Since then, she has worked in major design practices in New York and China, has created women-only projects alongside Syrian refugees, and now runs her own design and construction management business, supported by her LGBTQ+ friendly design office in Istanbul.
“I am most productive when everything is balanced,” she says. “I love drafting and designing but I love building too. I like working inside and outside. A good team needs a balance of genders, age, experience, race, culture, and education levels.”
Pektas believes firmly that teams should be gender balanced, not only in offices but out on site, too. “When you have women workers, LGBTQ+ workers, and people with different life experiences, language and behavior changes,” she says. “Everybody’s awareness improves and the use of space changes.”
Even with her many years of experience — 15 in New York City alone — Pektas still finds that she has to prove herself in new work environments. “There’s no harassment, but people can be condescending,” says Pektas.
“In the office, everybody pretends to know everything, nobody dares to ask questions in case it shows a lack of knowledge. If you are young, a woman, if you have a foreign accent… it takes months sometimes.
However, proving yourself on site takes much less time than in an office,” says Pektas. “You cannot fake it on site. Your knowledge and experience become obvious very quickly.”

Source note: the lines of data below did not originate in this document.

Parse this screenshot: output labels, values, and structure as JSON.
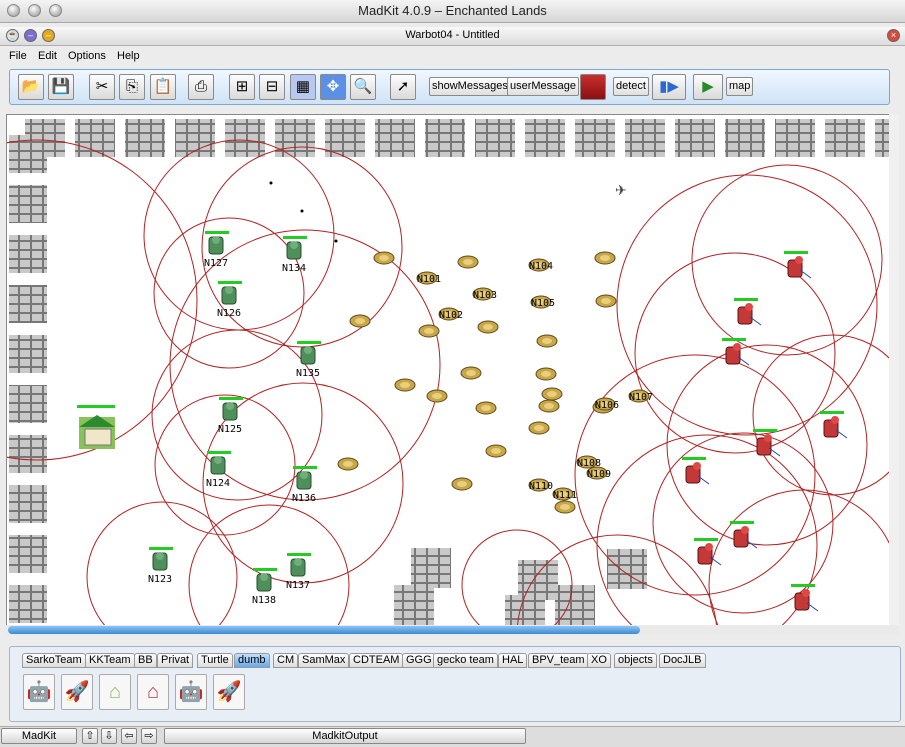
{
  "app": {
    "title": "MadKit 4.0.9 – Enchanted Lands"
  },
  "frame": {
    "title": "Warbot04 - Untitled"
  },
  "menu": [
    "File",
    "Edit",
    "Options",
    "Help"
  ],
  "toolbar": {
    "show_messages": "showMessages",
    "user_message": "userMessage",
    "detect": "detect",
    "map": "map"
  },
  "world": {
    "green_labels": [
      "N127",
      "N134",
      "N126",
      "N135",
      "N125",
      "N124",
      "N136",
      "N123",
      "N137",
      "N138"
    ],
    "resource_labels": [
      "N101",
      "N102",
      "N103",
      "N104",
      "N105",
      "N106",
      "N107",
      "N108",
      "N109",
      "N110",
      "N111"
    ]
  },
  "tabs": [
    "SarkoTeam",
    "KKTeam",
    "BB",
    "Privat",
    "Turtle",
    "dumb",
    "CM",
    "SamMax",
    "CDTEAM",
    "GGG",
    "gecko team",
    "HAL",
    "BPV_team",
    "XO",
    "objects",
    "DocJLB"
  ],
  "selected_tab": "dumb",
  "palette_icons": [
    "green-robot-icon",
    "green-rocket-launcher-icon",
    "green-base-icon",
    "red-base-icon",
    "red-robot-icon",
    "red-rocket-launcher-icon"
  ],
  "taskbar": {
    "madkit": "MadKit",
    "output": "MadkitOutput"
  },
  "colors": {
    "accent": "#3a8ad6",
    "perception_circle": "#b22222",
    "energy_bar": "#22cc22"
  }
}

Electrical engineer, Chelmsford (UK)
When Zoe Hodgson started her apprenticeship as an electrical engineer, aged 16, she was the only girl on the course.
“It was a bit of a culture shock, not to have any girls there,” she says. “Guys talk about things that you would not talk about with girls. There is a lot more banter. Having females definitely softens the atmosphere.”
Hodgson, now with seven years’ experience under her belt, is today in the unusual position of working on a site that is almost balanced in terms of gender: a vast new Jehovah’s Witness live-work community in Essex, UK, where around 40% of the workforce is female.
“I think you get more variety of skill sets when there are men and women on a team, and there are people from all nationalities here, too,” she says. “You all bring different things to the team and you can learn from each other. We are really fortunate here in that everyone listens to each other.”
She contrasts that with her time as an apprentice where she was one of only a few women at the company. “A lot of guys had the idea that it was not a girl’s job,” she says. “I just ignored the comments and showed that I could do the job. Once I had showed them that I could do things as well as they could, sometimes better, they came to accept me.”
Hodgson would like to see more young women following her into the electrical trades. “I wish that more people knew that girls can do it, as well as guys. If there were more women in the industry, it would make sites nicer places, in my opinion.”
Tunnel engineer, Doha
For Anna Olliver, design lead and tunnel engineer for the international consultancy firm, Jacobs, in Doha, it isn’t diversity of gender as much as diversity of culture that makes for good team dynamics.
A sixth-generation underground worker whose father was also a geotechnical engineer, Olliver is currently working with a group of engineers and other professionals from all over the world on the construction of a huge sewer in Doha.
There are women working on the project in various roles, says Olliver, although the proportion is lower here than in Sweden where she studied.
Over her 15-year career, Olliver has encountered different attitudes toward female engineers in different regions. As a junior engineer, she admits that the macho culture in some European countries made visits to some sites daunting.
“However, the diversity overall, in terms of cultures and nationalities, works really well here because it has brought a lot of different viewpoints in,” she says.
“We have lots of interesting discussions and some of the solutions we have come up with have been very positive, both from a management and technical perspective.”